India Travel Tips for Female Travelers
Female travelers often receive a lot of extra attention from men in India. Sometimes boundaries are pushed beyond staring and flirting with shameless groping and touching.
You can reduce some of the unwanted attention by dressing extremely conservatively. Avoid tight-fitting clothes; consider wearing ankle-length skirts and covering the shoulders. The beautiful local shawls sold everywhere are an excellent investment.
Some ways to avoid harassment:
- Dress down.
- Avoid physical contact -- even shaking hands.
- Some female travelers get groped when posing for pictures with men.
- Realize that even small gestures of friendship could be taken the wrong way.
- Chaotic Indian festivals such as the Holi Festival are often used as opportunities for grabbing women.

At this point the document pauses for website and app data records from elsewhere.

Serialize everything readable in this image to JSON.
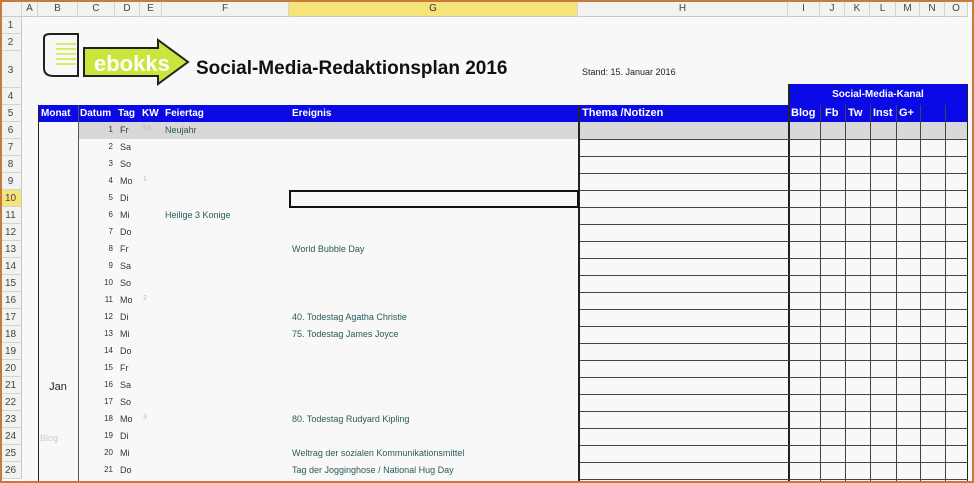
{
  "columns": [
    "A",
    "B",
    "C",
    "D",
    "E",
    "F",
    "G",
    "H",
    "I",
    "J",
    "K",
    "L",
    "M",
    "N",
    "O"
  ],
  "row_numbers": [
    "1",
    "2",
    "3",
    "4",
    "5",
    "6",
    "7",
    "8",
    "9",
    "10",
    "11",
    "12",
    "13",
    "14",
    "15",
    "16",
    "17",
    "18",
    "19",
    "20",
    "21",
    "22",
    "23",
    "24",
    "25",
    "26"
  ],
  "selected_column": "G",
  "selected_row": "10",
  "logo": {
    "text": "ebokks",
    "color": "#c8e63c"
  },
  "title": "Social-Media-Redaktionsplan 2016",
  "stand": "Stand: 15. Januar 2016",
  "kanal_header": "Social-Media-Kanal",
  "headers": {
    "monat": "Monat",
    "datum": "Datum",
    "tag": "Tag",
    "kw": "KW",
    "feiertag": "Feiertag",
    "ereignis": "Ereignis",
    "thema": "Thema /Notizen",
    "blog": "Blog",
    "fb": "Fb",
    "tw": "Tw",
    "inst": "Inst",
    "gplus": "G+"
  },
  "month": "Jan",
  "faded_label": "Blog",
  "accent": "#0a0ae6",
  "rows": [
    {
      "datum": "1",
      "tag": "Fr",
      "kw": "53",
      "feiertag": "Neujahr",
      "ereignis": ""
    },
    {
      "datum": "2",
      "tag": "Sa",
      "kw": "",
      "feiertag": "",
      "ereignis": ""
    },
    {
      "datum": "3",
      "tag": "So",
      "kw": "",
      "feiertag": "",
      "ereignis": ""
    },
    {
      "datum": "4",
      "tag": "Mo",
      "kw": "1",
      "feiertag": "",
      "ereignis": ""
    },
    {
      "datum": "5",
      "tag": "Di",
      "kw": "",
      "feiertag": "",
      "ereignis": ""
    },
    {
      "datum": "6",
      "tag": "Mi",
      "kw": "",
      "feiertag": "Heilige 3 Konige",
      "ereignis": ""
    },
    {
      "datum": "7",
      "tag": "Do",
      "kw": "",
      "feiertag": "",
      "ereignis": ""
    },
    {
      "datum": "8",
      "tag": "Fr",
      "kw": "",
      "feiertag": "",
      "ereignis": "World Bubble Day"
    },
    {
      "datum": "9",
      "tag": "Sa",
      "kw": "",
      "feiertag": "",
      "ereignis": ""
    },
    {
      "datum": "10",
      "tag": "So",
      "kw": "",
      "feiertag": "",
      "ereignis": ""
    },
    {
      "datum": "11",
      "tag": "Mo",
      "kw": "2",
      "feiertag": "",
      "ereignis": ""
    },
    {
      "datum": "12",
      "tag": "Di",
      "kw": "",
      "feiertag": "",
      "ereignis": "40. Todestag Agatha Christie"
    },
    {
      "datum": "13",
      "tag": "Mi",
      "kw": "",
      "feiertag": "",
      "ereignis": "75. Todestag James Joyce"
    },
    {
      "datum": "14",
      "tag": "Do",
      "kw": "",
      "feiertag": "",
      "ereignis": ""
    },
    {
      "datum": "15",
      "tag": "Fr",
      "kw": "",
      "feiertag": "",
      "ereignis": ""
    },
    {
      "datum": "16",
      "tag": "Sa",
      "kw": "",
      "feiertag": "",
      "ereignis": ""
    },
    {
      "datum": "17",
      "tag": "So",
      "kw": "",
      "feiertag": "",
      "ereignis": ""
    },
    {
      "datum": "18",
      "tag": "Mo",
      "kw": "3",
      "feiertag": "",
      "ereignis": "80. Todestag Rudyard Kipling"
    },
    {
      "datum": "19",
      "tag": "Di",
      "kw": "",
      "feiertag": "",
      "ereignis": ""
    },
    {
      "datum": "20",
      "tag": "Mi",
      "kw": "",
      "feiertag": "",
      "ereignis": "Weltrag der sozialen Kommunikationsmittel"
    },
    {
      "datum": "21",
      "tag": "Do",
      "kw": "",
      "feiertag": "",
      "ereignis": "Tag der Jogginghose / National Hug Day"
    }
  ]
}
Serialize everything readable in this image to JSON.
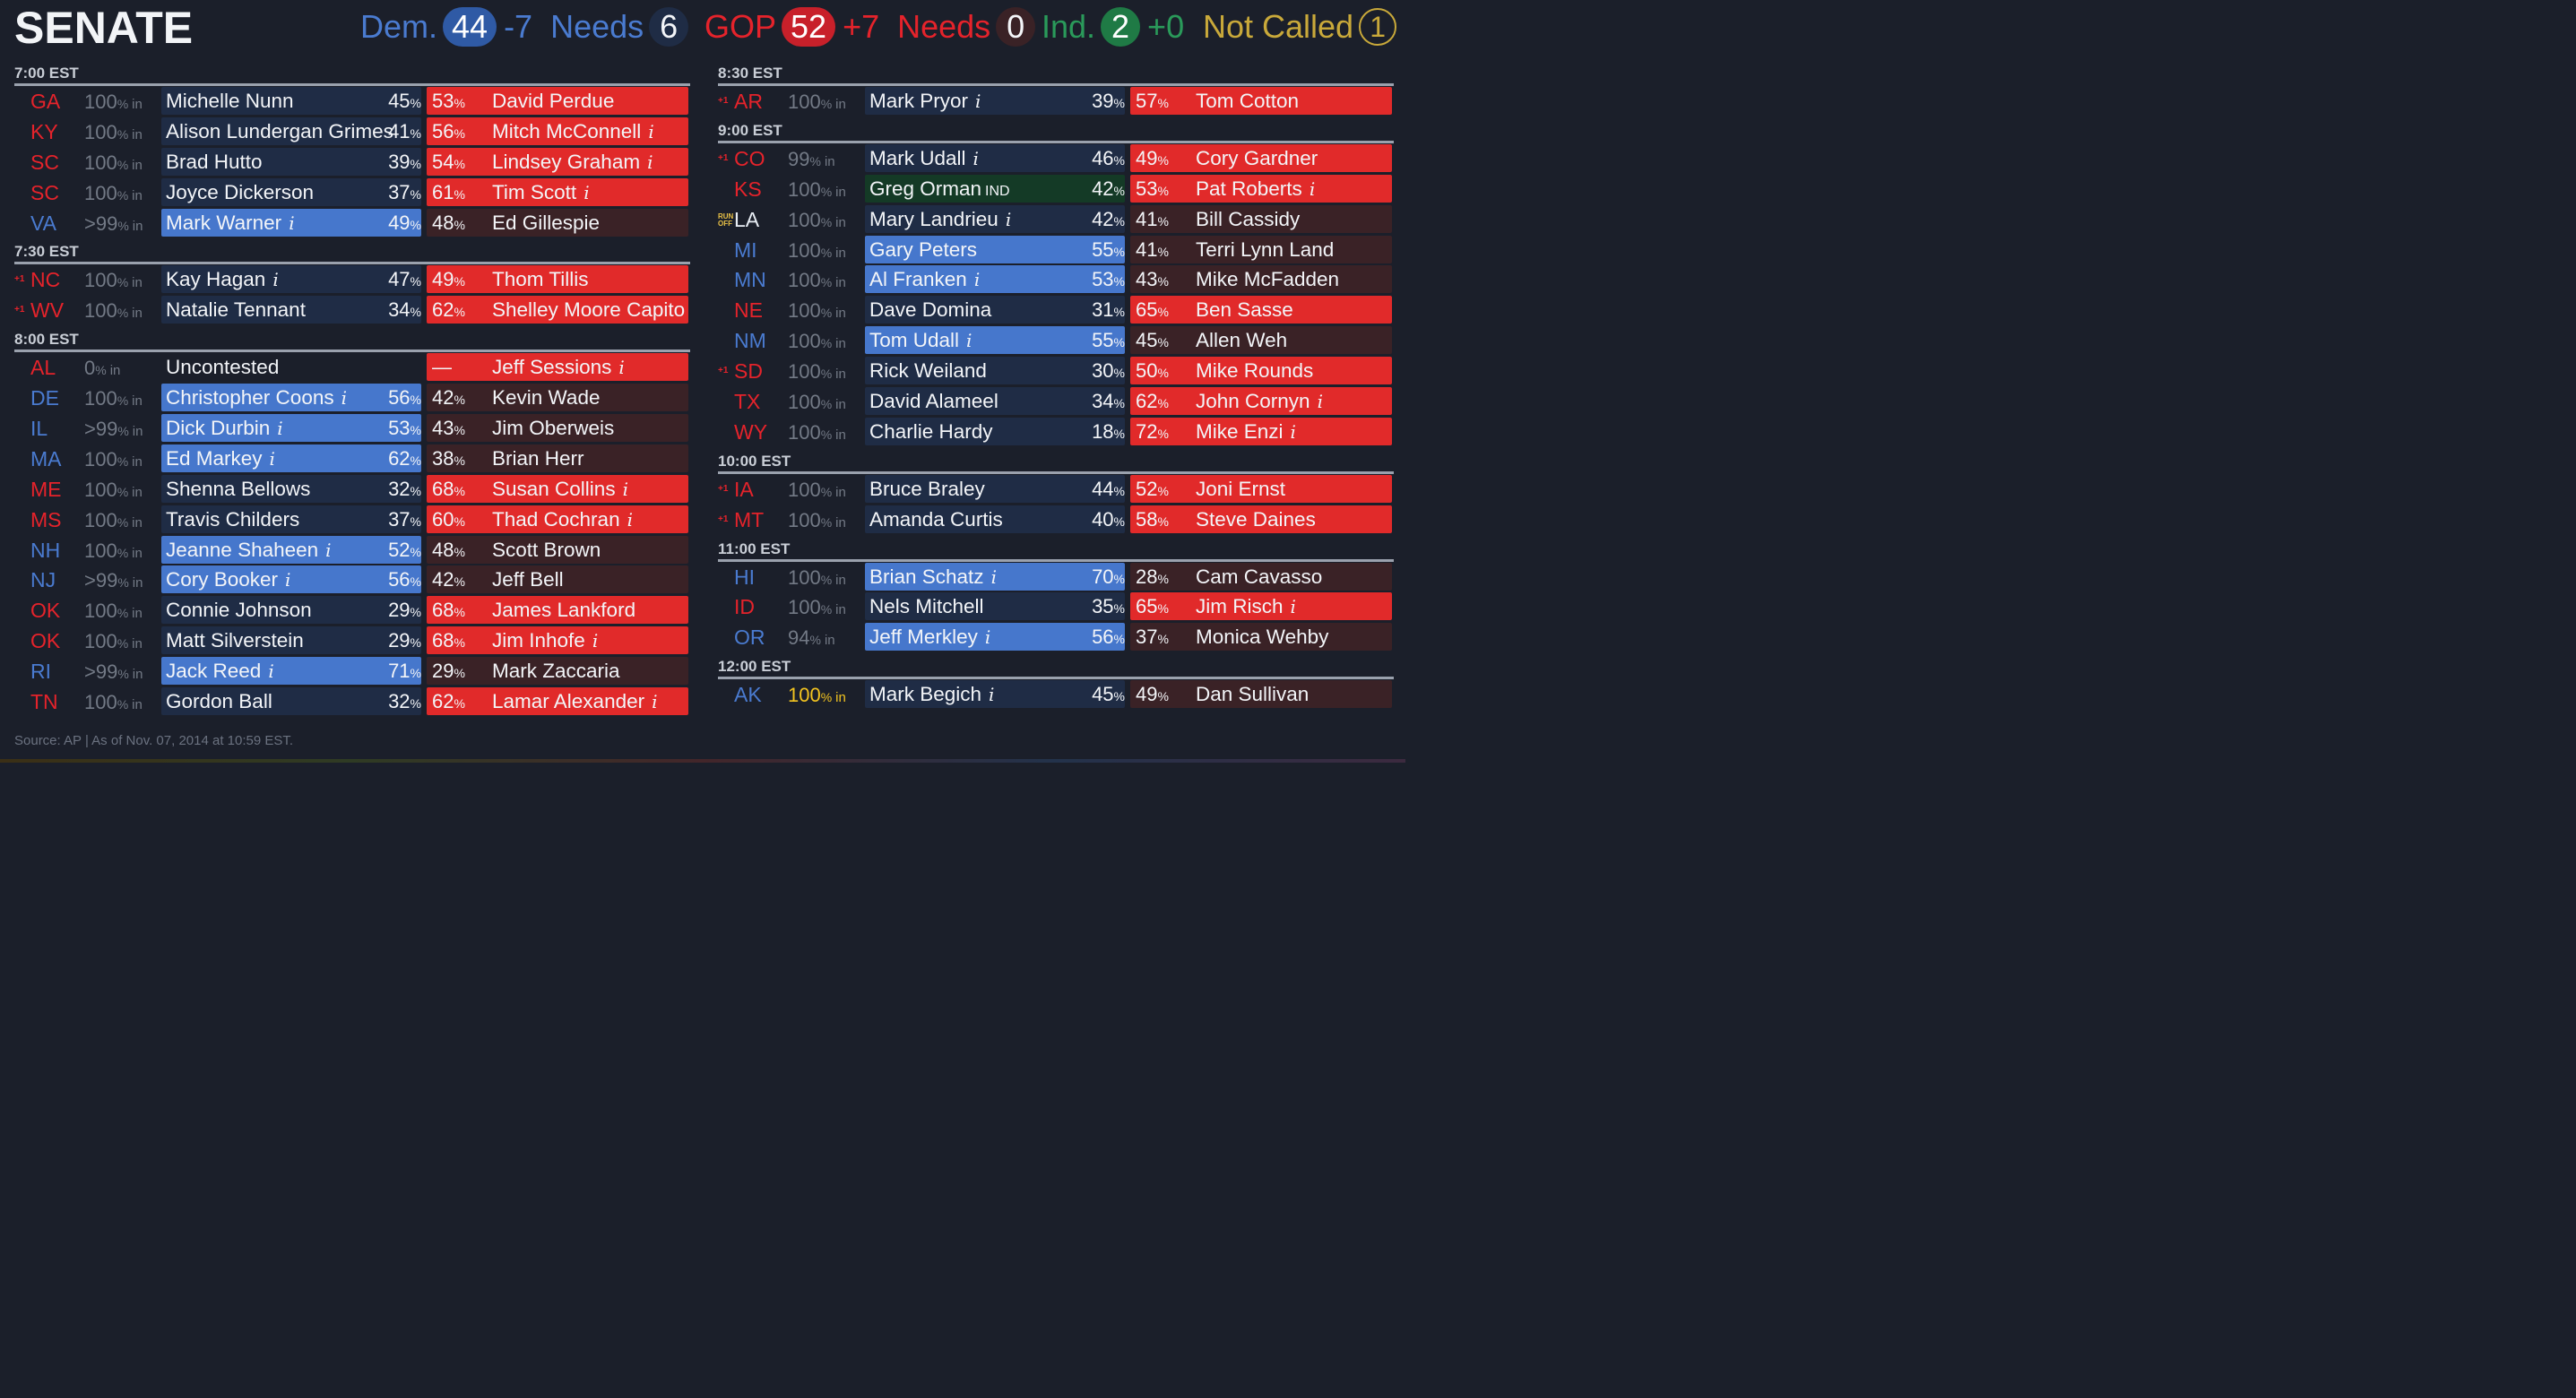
{
  "header": {
    "title": "SENATE",
    "dem": {
      "label": "Dem.",
      "count": "44",
      "change": "-7",
      "needs_label": "Needs",
      "needs": "6"
    },
    "gop": {
      "label": "GOP",
      "count": "52",
      "change": "+7",
      "needs_label": "Needs",
      "needs": "0"
    },
    "ind": {
      "label": "Ind.",
      "count": "2",
      "change": "+0"
    },
    "not_called": {
      "label": "Not Called",
      "count": "1"
    }
  },
  "colors": {
    "dem_winner": "#4677cc",
    "dem_row": "#1f2c45",
    "gop_winner": "#e12a2a",
    "gop_row": "#3a2226",
    "ind_row": "#143a26",
    "dem_text": "#4a7bd0",
    "gop_text": "#e5232b",
    "ind_text": "#2a9a5a",
    "not_called": "#c9a93a"
  },
  "pct_suffix": "%",
  "in_suffix": "in",
  "info_icon": "i",
  "ind_tag": "IND",
  "flag_gain": "+1",
  "flag_runoff": "RUN OFF",
  "columns": [
    {
      "sections": [
        {
          "time": "7:00 EST",
          "races": [
            {
              "state": "GA",
              "state_party": "r",
              "reporting": "100",
              "dem": "Michelle Nunn",
              "dem_pct": "45",
              "gop": "David Perdue",
              "gop_pct": "53",
              "winner": "r",
              "dem_info": false,
              "gop_info": false,
              "flag": ""
            },
            {
              "state": "KY",
              "state_party": "r",
              "reporting": "100",
              "dem": "Alison Lundergan Grimes",
              "dem_pct": "41",
              "gop": "Mitch McConnell",
              "gop_pct": "56",
              "winner": "r",
              "dem_info": false,
              "gop_info": true,
              "flag": ""
            },
            {
              "state": "SC",
              "state_party": "r",
              "reporting": "100",
              "dem": "Brad Hutto",
              "dem_pct": "39",
              "gop": "Lindsey Graham",
              "gop_pct": "54",
              "winner": "r",
              "dem_info": false,
              "gop_info": true,
              "flag": ""
            },
            {
              "state": "SC",
              "state_party": "r",
              "reporting": "100",
              "dem": "Joyce Dickerson",
              "dem_pct": "37",
              "gop": "Tim Scott",
              "gop_pct": "61",
              "winner": "r",
              "dem_info": false,
              "gop_info": true,
              "flag": ""
            },
            {
              "state": "VA",
              "state_party": "d",
              "reporting": ">99",
              "dem": "Mark Warner",
              "dem_pct": "49",
              "gop": "Ed Gillespie",
              "gop_pct": "48",
              "winner": "d",
              "dem_info": true,
              "gop_info": false,
              "flag": ""
            }
          ]
        },
        {
          "time": "7:30 EST",
          "races": [
            {
              "state": "NC",
              "state_party": "r",
              "reporting": "100",
              "dem": "Kay Hagan",
              "dem_pct": "47",
              "gop": "Thom Tillis",
              "gop_pct": "49",
              "winner": "r",
              "dem_info": true,
              "gop_info": false,
              "flag": "gain"
            },
            {
              "state": "WV",
              "state_party": "r",
              "reporting": "100",
              "dem": "Natalie Tennant",
              "dem_pct": "34",
              "gop": "Shelley Moore Capito",
              "gop_pct": "62",
              "winner": "r",
              "dem_info": false,
              "gop_info": false,
              "flag": "gain"
            }
          ]
        },
        {
          "time": "8:00 EST",
          "races": [
            {
              "state": "AL",
              "state_party": "r",
              "reporting": "0",
              "dem": "Uncontested",
              "dem_pct": "",
              "gop": "Jeff Sessions",
              "gop_pct": "—",
              "winner": "r",
              "dem_info": false,
              "gop_info": true,
              "flag": "",
              "dem_style": "nowin"
            },
            {
              "state": "DE",
              "state_party": "d",
              "reporting": "100",
              "dem": "Christopher Coons",
              "dem_pct": "56",
              "gop": "Kevin Wade",
              "gop_pct": "42",
              "winner": "d",
              "dem_info": true,
              "gop_info": false,
              "flag": ""
            },
            {
              "state": "IL",
              "state_party": "d",
              "reporting": ">99",
              "dem": "Dick Durbin",
              "dem_pct": "53",
              "gop": "Jim Oberweis",
              "gop_pct": "43",
              "winner": "d",
              "dem_info": true,
              "gop_info": false,
              "flag": ""
            },
            {
              "state": "MA",
              "state_party": "d",
              "reporting": "100",
              "dem": "Ed Markey",
              "dem_pct": "62",
              "gop": "Brian Herr",
              "gop_pct": "38",
              "winner": "d",
              "dem_info": true,
              "gop_info": false,
              "flag": ""
            },
            {
              "state": "ME",
              "state_party": "r",
              "reporting": "100",
              "dem": "Shenna Bellows",
              "dem_pct": "32",
              "gop": "Susan Collins",
              "gop_pct": "68",
              "winner": "r",
              "dem_info": false,
              "gop_info": true,
              "flag": ""
            },
            {
              "state": "MS",
              "state_party": "r",
              "reporting": "100",
              "dem": "Travis Childers",
              "dem_pct": "37",
              "gop": "Thad Cochran",
              "gop_pct": "60",
              "winner": "r",
              "dem_info": false,
              "gop_info": true,
              "flag": ""
            },
            {
              "state": "NH",
              "state_party": "d",
              "reporting": "100",
              "dem": "Jeanne Shaheen",
              "dem_pct": "52",
              "gop": "Scott Brown",
              "gop_pct": "48",
              "winner": "d",
              "dem_info": true,
              "gop_info": false,
              "flag": ""
            },
            {
              "state": "NJ",
              "state_party": "d",
              "reporting": ">99",
              "dem": "Cory Booker",
              "dem_pct": "56",
              "gop": "Jeff Bell",
              "gop_pct": "42",
              "winner": "d",
              "dem_info": true,
              "gop_info": false,
              "flag": ""
            },
            {
              "state": "OK",
              "state_party": "r",
              "reporting": "100",
              "dem": "Connie Johnson",
              "dem_pct": "29",
              "gop": "James Lankford",
              "gop_pct": "68",
              "winner": "r",
              "dem_info": false,
              "gop_info": false,
              "flag": ""
            },
            {
              "state": "OK",
              "state_party": "r",
              "reporting": "100",
              "dem": "Matt Silverstein",
              "dem_pct": "29",
              "gop": "Jim Inhofe",
              "gop_pct": "68",
              "winner": "r",
              "dem_info": false,
              "gop_info": true,
              "flag": ""
            },
            {
              "state": "RI",
              "state_party": "d",
              "reporting": ">99",
              "dem": "Jack Reed",
              "dem_pct": "71",
              "gop": "Mark Zaccaria",
              "gop_pct": "29",
              "winner": "d",
              "dem_info": true,
              "gop_info": false,
              "flag": ""
            },
            {
              "state": "TN",
              "state_party": "r",
              "reporting": "100",
              "dem": "Gordon Ball",
              "dem_pct": "32",
              "gop": "Lamar Alexander",
              "gop_pct": "62",
              "winner": "r",
              "dem_info": false,
              "gop_info": true,
              "flag": ""
            }
          ]
        }
      ]
    },
    {
      "sections": [
        {
          "time": "8:30 EST",
          "races": [
            {
              "state": "AR",
              "state_party": "r",
              "reporting": "100",
              "dem": "Mark Pryor",
              "dem_pct": "39",
              "gop": "Tom Cotton",
              "gop_pct": "57",
              "winner": "r",
              "dem_info": true,
              "gop_info": false,
              "flag": "gain"
            }
          ]
        },
        {
          "time": "9:00 EST",
          "races": [
            {
              "state": "CO",
              "state_party": "r",
              "reporting": "99",
              "dem": "Mark Udall",
              "dem_pct": "46",
              "gop": "Cory Gardner",
              "gop_pct": "49",
              "winner": "r",
              "dem_info": true,
              "gop_info": false,
              "flag": "gain"
            },
            {
              "state": "KS",
              "state_party": "r",
              "reporting": "100",
              "dem": "Greg Orman",
              "dem_pct": "42",
              "gop": "Pat Roberts",
              "gop_pct": "53",
              "winner": "r",
              "dem_info": false,
              "gop_info": true,
              "flag": "",
              "ind": true
            },
            {
              "state": "LA",
              "state_party": "n",
              "reporting": "100",
              "dem": "Mary Landrieu",
              "dem_pct": "42",
              "gop": "Bill Cassidy",
              "gop_pct": "41",
              "winner": "none",
              "dem_info": true,
              "gop_info": false,
              "flag": "runoff"
            },
            {
              "state": "MI",
              "state_party": "d",
              "reporting": "100",
              "dem": "Gary Peters",
              "dem_pct": "55",
              "gop": "Terri Lynn Land",
              "gop_pct": "41",
              "winner": "d",
              "dem_info": false,
              "gop_info": false,
              "flag": ""
            },
            {
              "state": "MN",
              "state_party": "d",
              "reporting": "100",
              "dem": "Al Franken",
              "dem_pct": "53",
              "gop": "Mike McFadden",
              "gop_pct": "43",
              "winner": "d",
              "dem_info": true,
              "gop_info": false,
              "flag": ""
            },
            {
              "state": "NE",
              "state_party": "r",
              "reporting": "100",
              "dem": "Dave Domina",
              "dem_pct": "31",
              "gop": "Ben Sasse",
              "gop_pct": "65",
              "winner": "r",
              "dem_info": false,
              "gop_info": false,
              "flag": ""
            },
            {
              "state": "NM",
              "state_party": "d",
              "reporting": "100",
              "dem": "Tom Udall",
              "dem_pct": "55",
              "gop": "Allen Weh",
              "gop_pct": "45",
              "winner": "d",
              "dem_info": true,
              "gop_info": false,
              "flag": ""
            },
            {
              "state": "SD",
              "state_party": "r",
              "reporting": "100",
              "dem": "Rick Weiland",
              "dem_pct": "30",
              "gop": "Mike Rounds",
              "gop_pct": "50",
              "winner": "r",
              "dem_info": false,
              "gop_info": false,
              "flag": "gain"
            },
            {
              "state": "TX",
              "state_party": "r",
              "reporting": "100",
              "dem": "David Alameel",
              "dem_pct": "34",
              "gop": "John Cornyn",
              "gop_pct": "62",
              "winner": "r",
              "dem_info": false,
              "gop_info": true,
              "flag": ""
            },
            {
              "state": "WY",
              "state_party": "r",
              "reporting": "100",
              "dem": "Charlie Hardy",
              "dem_pct": "18",
              "gop": "Mike Enzi",
              "gop_pct": "72",
              "winner": "r",
              "dem_info": false,
              "gop_info": true,
              "flag": ""
            }
          ]
        },
        {
          "time": "10:00 EST",
          "races": [
            {
              "state": "IA",
              "state_party": "r",
              "reporting": "100",
              "dem": "Bruce Braley",
              "dem_pct": "44",
              "gop": "Joni Ernst",
              "gop_pct": "52",
              "winner": "r",
              "dem_info": false,
              "gop_info": false,
              "flag": "gain"
            },
            {
              "state": "MT",
              "state_party": "r",
              "reporting": "100",
              "dem": "Amanda Curtis",
              "dem_pct": "40",
              "gop": "Steve Daines",
              "gop_pct": "58",
              "winner": "r",
              "dem_info": false,
              "gop_info": false,
              "flag": "gain"
            }
          ]
        },
        {
          "time": "11:00 EST",
          "races": [
            {
              "state": "HI",
              "state_party": "d",
              "reporting": "100",
              "dem": "Brian Schatz",
              "dem_pct": "70",
              "gop": "Cam Cavasso",
              "gop_pct": "28",
              "winner": "d",
              "dem_info": true,
              "gop_info": false,
              "flag": ""
            },
            {
              "state": "ID",
              "state_party": "r",
              "reporting": "100",
              "dem": "Nels Mitchell",
              "dem_pct": "35",
              "gop": "Jim Risch",
              "gop_pct": "65",
              "winner": "r",
              "dem_info": false,
              "gop_info": true,
              "flag": ""
            },
            {
              "state": "OR",
              "state_party": "d",
              "reporting": "94",
              "dem": "Jeff Merkley",
              "dem_pct": "56",
              "gop": "Monica Wehby",
              "gop_pct": "37",
              "winner": "d",
              "dem_info": true,
              "gop_info": false,
              "flag": ""
            }
          ]
        },
        {
          "time": "12:00 EST",
          "races": [
            {
              "state": "AK",
              "state_party": "d",
              "reporting": "100",
              "dem": "Mark Begich",
              "dem_pct": "45",
              "gop": "Dan Sullivan",
              "gop_pct": "49",
              "winner": "none",
              "dem_info": true,
              "gop_info": false,
              "flag": "",
              "reporting_highlight": true
            }
          ]
        }
      ]
    }
  ],
  "footer": "Source: AP  |  As of Nov. 07, 2014 at 10:59 EST."
}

- Consider staying somewhere else if you are the only guest in a guesthouse.
- Avoid being alone with wandering saddhus (holy men) or self-declared gurus.
- Try to sit next to other women on public transportation, particularly on night buses.
- Avoid wandering around town alone at night.
- The staff in budget hotels can be bold; always keep your door locked while inside.
Petty Theft and Scams
Although violent muggings aren't too common, being smart goes a long way. Plan ahead so that you don't have to walk alone at night, keep your valuables close at hand in busy places, and never leave your bag out of reach.
It's often difficult to differentiate between random friendliness or an elaborate scam beginning to take root. In general, be wary of any stranger approaching you in crowded areas, particularly in transportation centers and at the entrance of popular attractions.
Wandering sadhus and babas -- you'll recognize them in robes and carrying their water pots -- are not always genuine. More than a few travelers have fallen victim to fake gurus and holy men who promise to teach spiritual secrets.
Pickpocketing is a problem on public transportation and in crowded city spaces. Don't allow yourself to become too distracted by someone; thieves often work in teams. Count your change carefully in restaurants and shops before you walk out.
Smoking and Drugs in India
You can be fined for smoking on the street or in public throughout India. Smoking is common in guesthouses, hotels, and many restaurants. Look for ashtrays or ask to be sure before you light up.
Although marijuana and hash are smoked openly in many tourist centers such as Manali in Himachal Pradesh, both are still illegal and carry a minimum prison sentence of 10 years. Even if you are not convicted, bureaucracy may delay your case for months or longer. Sting operations target tourists who are then asked for a steep bribe.